Leo Warren, 44, from Feltwell, Norfolk, has not contacted his family since the bombing of the Iraqi capital last week and his son said last night there was a"horrible" chance his father was dead. Mr Warren, who works for Center Parcs, had planned to picket a water-treatment plant, but Iraqi officials warned him to leave the country. The borders were shut as the bombing started and he may have been trapped.
Friends said Mr Warren had raised concerns that he and other members of the group were being manipulated by the Iraqi government rather than being given the freedom for humanitarian work.
He last e-mailed his family hours before the air raids began, and in his most recent phone call a week ago he told his wife, Daylinda, 38, he had enough food and drink for two weeks. She said: "He told me, 'I love you and I miss you', and I said, 'I wish you'd come home'." Yesterday his son, known as LJ, said: "I understand his reasons, but I still feel mad because he's left us and if he doesn't come back it'd be horrible."

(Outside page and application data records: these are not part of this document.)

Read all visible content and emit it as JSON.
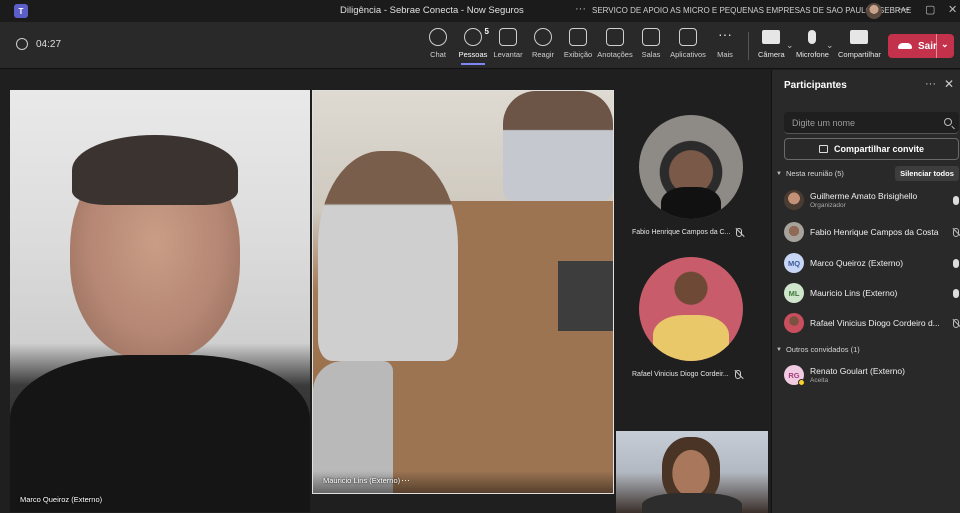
{
  "window": {
    "title": "Diligência - Sebrae Conecta - Now Seguros",
    "organization": "SERVICO DE APOIO AS MICRO E PEQUENAS EMPRESAS DE SAO PAULO - SEBRAE",
    "more": "···",
    "minimize": "—",
    "maximize": "▢",
    "close": "✕"
  },
  "meeting": {
    "elapsed": "04:27"
  },
  "toolbar": {
    "chat": "Chat",
    "people": "Pessoas",
    "people_count": "5",
    "raise": "Levantar",
    "react": "Reagir",
    "view": "Exibição",
    "notes": "Anotações",
    "rooms": "Salas",
    "apps": "Aplicativos",
    "more": "Mais",
    "camera": "Câmera",
    "mic": "Microfone",
    "share": "Compartilhar",
    "leave": "Sair"
  },
  "stage": {
    "tiles": [
      {
        "name": "Marco Queiroz (Externo)"
      },
      {
        "name": "Mauricio Lins (Externo)"
      },
      {
        "name": "Fabio Henrique Campos da C..."
      },
      {
        "name": "Rafael Vinicius Diogo Cordeir..."
      }
    ],
    "more": "···"
  },
  "panel": {
    "title": "Participantes",
    "more": "···",
    "close": "✕",
    "search_placeholder": "Digite um nome",
    "share_invite": "Compartilhar convite",
    "in_meeting_label": "Nesta reunião (5)",
    "mute_all": "Silenciar todos",
    "others_label": "Outros convidados (1)",
    "participants": [
      {
        "name": "Guilherme Amato Brisighello",
        "role": "Organizador",
        "initials": "",
        "mic": "on"
      },
      {
        "name": "Fabio Henrique Campos da Costa",
        "role": "",
        "initials": "",
        "mic": "off"
      },
      {
        "name": "Marco Queiroz (Externo)",
        "role": "",
        "initials": "MQ",
        "mic": "on"
      },
      {
        "name": "Mauricio Lins (Externo)",
        "role": "",
        "initials": "ML",
        "mic": "on"
      },
      {
        "name": "Rafael Vinicius Diogo Cordeiro d...",
        "role": "",
        "initials": "",
        "mic": "off"
      }
    ],
    "invited": [
      {
        "name": "Renato Goulart (Externo)",
        "role": "Aceita",
        "initials": "RG"
      }
    ]
  },
  "colors": {
    "accent": "#7f85f5",
    "leave": "#c4314b",
    "background": "#1f1f1f",
    "panel": "#292929"
  }
}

A spokeswoman for the Foreign Office said seven Britons were believed to be among the group of human shields still in Iraq. She said the Foreign Office had to rely on information from the International Human Shield Action Group in Jordan or from the Allied military as they move north.
When the protesters arrived in Baghdad in February they intended to position themselves at schools, orphanages and hospitals. Iraqi officials suggested they would be more usefully deployed at water-treatment centers, bridges and power plants.
© 2003 Independent Digital (UK) Ltd